**What the exercise asks:** Only the number is wanted: how many lines below include "value"?

**Recorded data:**
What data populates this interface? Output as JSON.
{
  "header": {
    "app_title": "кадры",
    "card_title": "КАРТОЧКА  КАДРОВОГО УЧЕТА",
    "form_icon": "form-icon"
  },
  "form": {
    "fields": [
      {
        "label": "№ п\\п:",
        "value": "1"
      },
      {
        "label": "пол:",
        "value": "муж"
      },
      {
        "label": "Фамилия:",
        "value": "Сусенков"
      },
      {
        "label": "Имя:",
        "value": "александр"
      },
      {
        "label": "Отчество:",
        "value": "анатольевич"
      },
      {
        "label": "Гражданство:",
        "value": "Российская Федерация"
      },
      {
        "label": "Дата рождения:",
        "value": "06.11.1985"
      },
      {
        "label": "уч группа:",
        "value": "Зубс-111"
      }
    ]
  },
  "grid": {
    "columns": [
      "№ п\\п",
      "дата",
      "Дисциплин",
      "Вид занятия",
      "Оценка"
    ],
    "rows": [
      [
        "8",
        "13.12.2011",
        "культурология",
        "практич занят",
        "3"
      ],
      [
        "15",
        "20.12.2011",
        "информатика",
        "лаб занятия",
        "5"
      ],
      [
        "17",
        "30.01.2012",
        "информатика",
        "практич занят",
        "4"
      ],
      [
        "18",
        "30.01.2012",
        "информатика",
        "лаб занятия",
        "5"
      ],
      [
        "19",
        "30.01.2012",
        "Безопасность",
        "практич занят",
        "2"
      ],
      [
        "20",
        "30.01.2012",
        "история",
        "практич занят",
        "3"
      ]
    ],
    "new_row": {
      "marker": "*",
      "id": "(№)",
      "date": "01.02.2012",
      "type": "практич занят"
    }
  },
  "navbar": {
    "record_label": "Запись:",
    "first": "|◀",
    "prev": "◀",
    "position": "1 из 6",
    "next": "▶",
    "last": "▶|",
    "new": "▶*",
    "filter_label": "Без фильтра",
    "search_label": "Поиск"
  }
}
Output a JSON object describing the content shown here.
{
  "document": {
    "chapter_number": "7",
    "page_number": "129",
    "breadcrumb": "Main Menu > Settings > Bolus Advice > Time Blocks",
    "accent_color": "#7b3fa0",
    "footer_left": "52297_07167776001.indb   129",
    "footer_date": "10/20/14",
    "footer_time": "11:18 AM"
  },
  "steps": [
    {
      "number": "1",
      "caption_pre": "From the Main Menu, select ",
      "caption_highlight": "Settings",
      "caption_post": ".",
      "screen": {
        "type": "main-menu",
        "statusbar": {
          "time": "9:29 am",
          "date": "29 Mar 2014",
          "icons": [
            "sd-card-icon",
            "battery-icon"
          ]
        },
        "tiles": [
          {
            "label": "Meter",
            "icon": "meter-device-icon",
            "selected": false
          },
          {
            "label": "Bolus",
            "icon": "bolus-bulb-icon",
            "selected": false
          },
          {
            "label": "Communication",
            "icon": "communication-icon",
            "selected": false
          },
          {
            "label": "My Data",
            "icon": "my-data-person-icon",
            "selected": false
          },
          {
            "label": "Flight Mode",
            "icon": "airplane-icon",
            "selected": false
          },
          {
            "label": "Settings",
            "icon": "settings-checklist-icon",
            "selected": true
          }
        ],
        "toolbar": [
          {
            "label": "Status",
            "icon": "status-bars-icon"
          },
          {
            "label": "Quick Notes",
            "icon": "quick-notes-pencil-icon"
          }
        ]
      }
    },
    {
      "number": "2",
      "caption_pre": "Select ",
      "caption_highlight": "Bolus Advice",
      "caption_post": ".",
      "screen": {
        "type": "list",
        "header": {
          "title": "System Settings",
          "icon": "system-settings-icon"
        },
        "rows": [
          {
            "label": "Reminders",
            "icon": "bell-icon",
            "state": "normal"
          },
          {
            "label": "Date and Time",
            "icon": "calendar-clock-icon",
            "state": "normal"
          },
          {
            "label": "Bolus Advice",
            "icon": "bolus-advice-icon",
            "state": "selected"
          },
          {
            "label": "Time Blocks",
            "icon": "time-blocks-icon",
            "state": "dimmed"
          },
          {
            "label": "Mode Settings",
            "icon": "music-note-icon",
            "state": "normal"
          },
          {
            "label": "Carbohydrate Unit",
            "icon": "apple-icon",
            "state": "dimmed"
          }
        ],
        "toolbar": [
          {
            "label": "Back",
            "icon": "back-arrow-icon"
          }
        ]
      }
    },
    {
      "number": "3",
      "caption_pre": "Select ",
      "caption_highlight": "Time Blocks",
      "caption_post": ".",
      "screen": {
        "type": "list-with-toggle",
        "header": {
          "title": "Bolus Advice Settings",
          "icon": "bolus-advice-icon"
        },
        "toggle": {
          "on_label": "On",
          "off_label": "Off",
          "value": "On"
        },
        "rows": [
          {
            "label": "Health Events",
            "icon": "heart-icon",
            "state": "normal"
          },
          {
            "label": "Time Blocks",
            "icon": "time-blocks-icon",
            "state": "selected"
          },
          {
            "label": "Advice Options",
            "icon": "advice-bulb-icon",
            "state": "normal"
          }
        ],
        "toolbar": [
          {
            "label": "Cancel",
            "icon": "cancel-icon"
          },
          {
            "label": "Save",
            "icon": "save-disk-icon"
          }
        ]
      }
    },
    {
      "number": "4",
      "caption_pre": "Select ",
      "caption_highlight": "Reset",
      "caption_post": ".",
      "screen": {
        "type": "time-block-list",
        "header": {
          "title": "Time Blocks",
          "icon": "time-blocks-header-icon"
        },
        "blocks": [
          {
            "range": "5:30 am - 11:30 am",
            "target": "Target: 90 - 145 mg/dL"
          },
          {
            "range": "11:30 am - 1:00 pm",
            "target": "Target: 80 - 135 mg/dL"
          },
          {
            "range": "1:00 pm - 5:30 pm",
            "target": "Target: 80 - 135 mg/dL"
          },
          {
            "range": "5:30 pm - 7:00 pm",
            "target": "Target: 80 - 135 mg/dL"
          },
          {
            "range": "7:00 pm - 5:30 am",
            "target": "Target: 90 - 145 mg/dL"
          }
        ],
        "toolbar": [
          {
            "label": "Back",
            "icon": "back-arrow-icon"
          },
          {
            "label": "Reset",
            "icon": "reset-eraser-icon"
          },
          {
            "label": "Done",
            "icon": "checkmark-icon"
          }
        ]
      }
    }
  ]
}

**Response to the exercise:** 9